This professionalisation will make poor writers adequate. And will make potentially great writers adequate. Great novelists write for their peers. Poor novelists write for their teachers. If you must please the older generation to pass (a student writing for an older teacher, a teacher writing to secure tenure), you end up with cautious, old-fashioned novels. Worse, the system turns peers into teachers. Destroyed as writers, many are immediately re-employed, teaching creative writing. This is a Ponzi scheme.
The damage this is causing to novel, writer and audience is particularly advanced in America. The last 30 years have seen the effects of turning novel writing into an academic profession with a career path. As they became professional, writers began to write about writers. As they became academicised, writers began to write about writing.
And the language of the American literary novel began to drift away from anything used by human beings anywhere on earth. Thirty years of the feedback loop have led to a kind of generic American literary prose, instantly recognisable, but not as instantly comprehensible. Professions generate private languages designed to keep others out. This is irritating when done by architects. But it is a catastrophe for novelists, and the novel.
Lastly, a series of thesis units, which is your writing time guided by your thesis committee members, will fulfil the required 36 units....
Much of their fiction contains not so much tragedy as mere anxiety. Pushed to look for tragedy in lives that contain none, to generate suffering in order to be proper writers, they force themselves to frown rather than smile; and their work fills with a self-indulgent anxiety that could perhaps best be called "wangst."
He's not talking idly...

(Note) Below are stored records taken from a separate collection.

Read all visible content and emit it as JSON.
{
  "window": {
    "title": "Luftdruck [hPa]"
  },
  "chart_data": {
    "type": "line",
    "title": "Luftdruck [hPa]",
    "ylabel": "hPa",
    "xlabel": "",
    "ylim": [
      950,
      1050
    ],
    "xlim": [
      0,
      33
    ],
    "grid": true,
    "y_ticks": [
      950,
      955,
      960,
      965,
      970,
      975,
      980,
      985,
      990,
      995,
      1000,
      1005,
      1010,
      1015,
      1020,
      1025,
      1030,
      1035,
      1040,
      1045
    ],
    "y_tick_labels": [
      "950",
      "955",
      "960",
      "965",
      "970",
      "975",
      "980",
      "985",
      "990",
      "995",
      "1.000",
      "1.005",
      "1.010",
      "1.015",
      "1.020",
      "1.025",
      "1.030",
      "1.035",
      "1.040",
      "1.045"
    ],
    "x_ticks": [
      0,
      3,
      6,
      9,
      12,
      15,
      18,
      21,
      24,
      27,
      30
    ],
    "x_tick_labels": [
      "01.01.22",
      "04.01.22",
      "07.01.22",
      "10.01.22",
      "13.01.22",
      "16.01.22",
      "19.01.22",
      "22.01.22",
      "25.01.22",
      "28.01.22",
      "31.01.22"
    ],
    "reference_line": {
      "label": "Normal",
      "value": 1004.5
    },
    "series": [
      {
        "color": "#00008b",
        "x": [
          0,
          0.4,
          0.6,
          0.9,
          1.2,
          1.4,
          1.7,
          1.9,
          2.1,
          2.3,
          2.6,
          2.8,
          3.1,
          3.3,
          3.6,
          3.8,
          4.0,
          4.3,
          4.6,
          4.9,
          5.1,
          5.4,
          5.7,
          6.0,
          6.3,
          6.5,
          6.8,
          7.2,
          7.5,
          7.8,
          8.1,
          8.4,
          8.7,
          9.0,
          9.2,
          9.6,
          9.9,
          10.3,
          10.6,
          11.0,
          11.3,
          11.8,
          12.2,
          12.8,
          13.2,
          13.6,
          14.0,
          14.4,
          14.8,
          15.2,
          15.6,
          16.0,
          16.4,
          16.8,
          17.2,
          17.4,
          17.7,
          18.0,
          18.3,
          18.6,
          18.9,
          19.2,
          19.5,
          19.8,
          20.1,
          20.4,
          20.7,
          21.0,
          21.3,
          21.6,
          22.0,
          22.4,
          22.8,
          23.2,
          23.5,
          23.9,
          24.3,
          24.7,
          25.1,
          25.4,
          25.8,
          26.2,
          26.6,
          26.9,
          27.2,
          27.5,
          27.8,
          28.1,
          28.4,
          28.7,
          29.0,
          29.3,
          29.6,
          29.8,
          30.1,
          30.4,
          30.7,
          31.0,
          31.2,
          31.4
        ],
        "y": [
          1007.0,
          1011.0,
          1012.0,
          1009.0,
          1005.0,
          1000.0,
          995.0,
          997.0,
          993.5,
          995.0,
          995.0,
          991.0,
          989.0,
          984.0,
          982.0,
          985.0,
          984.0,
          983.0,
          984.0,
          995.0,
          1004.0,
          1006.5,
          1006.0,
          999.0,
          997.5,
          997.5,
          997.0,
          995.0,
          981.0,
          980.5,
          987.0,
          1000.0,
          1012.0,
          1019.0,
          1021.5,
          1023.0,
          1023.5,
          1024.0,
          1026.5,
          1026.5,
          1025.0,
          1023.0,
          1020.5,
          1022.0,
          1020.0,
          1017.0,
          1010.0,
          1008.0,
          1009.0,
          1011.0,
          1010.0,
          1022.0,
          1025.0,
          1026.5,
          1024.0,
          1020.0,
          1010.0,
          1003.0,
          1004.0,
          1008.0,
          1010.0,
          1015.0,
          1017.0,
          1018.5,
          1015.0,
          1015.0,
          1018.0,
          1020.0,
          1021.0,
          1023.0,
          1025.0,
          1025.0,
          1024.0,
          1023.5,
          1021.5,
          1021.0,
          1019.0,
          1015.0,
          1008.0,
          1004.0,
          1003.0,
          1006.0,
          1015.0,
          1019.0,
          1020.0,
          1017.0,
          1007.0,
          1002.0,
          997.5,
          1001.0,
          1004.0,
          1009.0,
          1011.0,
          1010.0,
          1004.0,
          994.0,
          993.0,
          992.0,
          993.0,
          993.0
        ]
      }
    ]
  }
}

After I read Gough's article, I had to ask myself, who was the last comic or satirical writer I taught, and I was able to name several immediately: Donald Barthelme (the inexhaustible), Franz Kafka and Amiri Baraka (who both often straddle the line, edging into the tragic), and Victor Pelevin, and the first and last are consistently among the most popular with my students. In past years I have used comic, satirical and parodic works by a range of writers, from Ishmael Reed to Mikhail Bulgakov to Ben Katchor to Mark Leyner to Edgardo Rodríguez Juliá, though I admit to tending towards the tragic crowd. One of the humor writers I've taught that I most enjoyed learning about and whom students fell in love with was Fran Ross, whose Oreo is one of the masterpieces of 20th century American comic writing. And it was, unfortunately, her only published work. If you haven't read it, run to the bookstore or library, pick it up, and enjoy!